* WHAT YOU SHOULD DO *
Within the records below, filter for lines carrying the word "Block" and copy them.

Dataset rows describing interfaces:
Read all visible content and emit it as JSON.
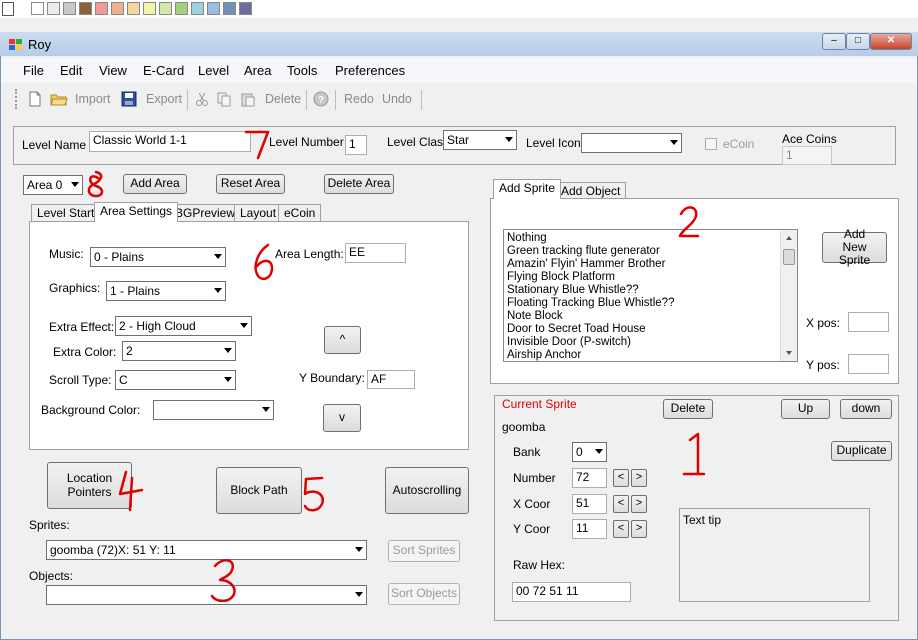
{
  "palette_colors": [
    "#ffffff",
    "#ececec",
    "#c8c8c8",
    "#a8a8a8",
    "#8c6239",
    "#f09b9b",
    "#f0b08a",
    "#f4d79c",
    "#f4f4a8",
    "#d2e9a6",
    "#a4d07d",
    "#9dd1dc",
    "#9cbde3",
    "#7090b8",
    "#6d6d9e"
  ],
  "window": {
    "title": "Roy",
    "controls": [
      "minimize",
      "maximize",
      "close"
    ]
  },
  "menu": {
    "items": [
      "File",
      "Edit",
      "View",
      "E-Card",
      "Level",
      "Area",
      "Tools",
      "Preferences"
    ]
  },
  "toolbar": {
    "import": "Import",
    "export": "Export",
    "delete": "Delete",
    "redo": "Redo",
    "undo": "Undo"
  },
  "level_bar": {
    "level_name_label": "Level Name",
    "level_name_value": "Classic World 1-1",
    "level_number_label": "Level Number",
    "level_number_value": "1",
    "level_class_label": "Level Class",
    "level_class_value": "Star",
    "level_icon_label": "Level Icon",
    "level_icon_value": "",
    "ecoin_label": "eCoin",
    "ace_coins_label": "Ace Coins",
    "ace_coins_value": "1"
  },
  "area_bar": {
    "area_select": "Area 0",
    "add_area": "Add Area",
    "reset_area": "Reset Area",
    "delete_area": "Delete Area"
  },
  "left_tabs": [
    "Level Start",
    "Area Settings",
    "BGPreview",
    "Layout",
    "eCoin"
  ],
  "area_settings": {
    "music_label": "Music:",
    "music_value": "0 - Plains",
    "graphics_label": "Graphics:",
    "graphics_value": "1 - Plains",
    "extra_effect_label": "Extra Effect:",
    "extra_effect_value": "2 - High Cloud",
    "extra_color_label": "Extra Color:",
    "extra_color_value": "2",
    "scroll_type_label": "Scroll Type:",
    "scroll_type_value": "C",
    "background_color_label": "Background Color:",
    "background_color_value": "",
    "area_length_label": "Area Length:",
    "area_length_value": "EE",
    "y_boundary_label": "Y Boundary:",
    "y_boundary_value": "AF",
    "up_button": "^",
    "down_button": "v"
  },
  "bottom_buttons": {
    "location_pointers": "Location Pointers",
    "block_path": "Block Path",
    "autoscrolling": "Autoscrolling"
  },
  "sprites_section": {
    "sprites_label": "Sprites:",
    "sprites_value": "goomba (72)X: 51 Y: 11",
    "sort_sprites": "Sort Sprites",
    "objects_label": "Objects:",
    "objects_value": "",
    "sort_objects": "Sort Objects"
  },
  "right_tabs": [
    "Add Sprite",
    "Add Object"
  ],
  "sprite_list": {
    "items": [
      "Nothing",
      "Green tracking flute generator",
      "Amazin' Flyin' Hammer Brother",
      "Flying Block Platform",
      "Stationary Blue Whistle??",
      "Floating Tracking Blue Whistle??",
      "Note Block",
      "Door to Secret Toad House",
      "Invisible Door (P-switch)",
      "Airship Anchor"
    ],
    "add_new_sprite": "Add New Sprite",
    "x_pos_label": "X pos:",
    "y_pos_label": "Y pos:",
    "x_pos_value": "",
    "y_pos_value": ""
  },
  "current_sprite": {
    "title": "Current Sprite",
    "title_color": "#e00000",
    "name": "goomba",
    "delete": "Delete",
    "up": "Up",
    "down": "down",
    "duplicate": "Duplicate",
    "bank_label": "Bank",
    "bank_value": "0",
    "number_label": "Number",
    "number_value": "72",
    "x_coor_label": "X Coor",
    "x_coor_value": "51",
    "y_coor_label": "Y Coor",
    "y_coor_value": "11",
    "prev_symbol": "<",
    "next_symbol": ">",
    "text_tip": "Text tip",
    "raw_hex_label": "Raw Hex:",
    "raw_hex_value": "00 72 51 11"
  },
  "annotations": {
    "color": "#e00000",
    "numbers": [
      "1",
      "2",
      "3",
      "4",
      "5",
      "6",
      "7",
      "8"
    ]
  }
}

* TASK RESPONSE *
    "block_path": "Block Path",
      "Flying Block Platform",
      "Note Block",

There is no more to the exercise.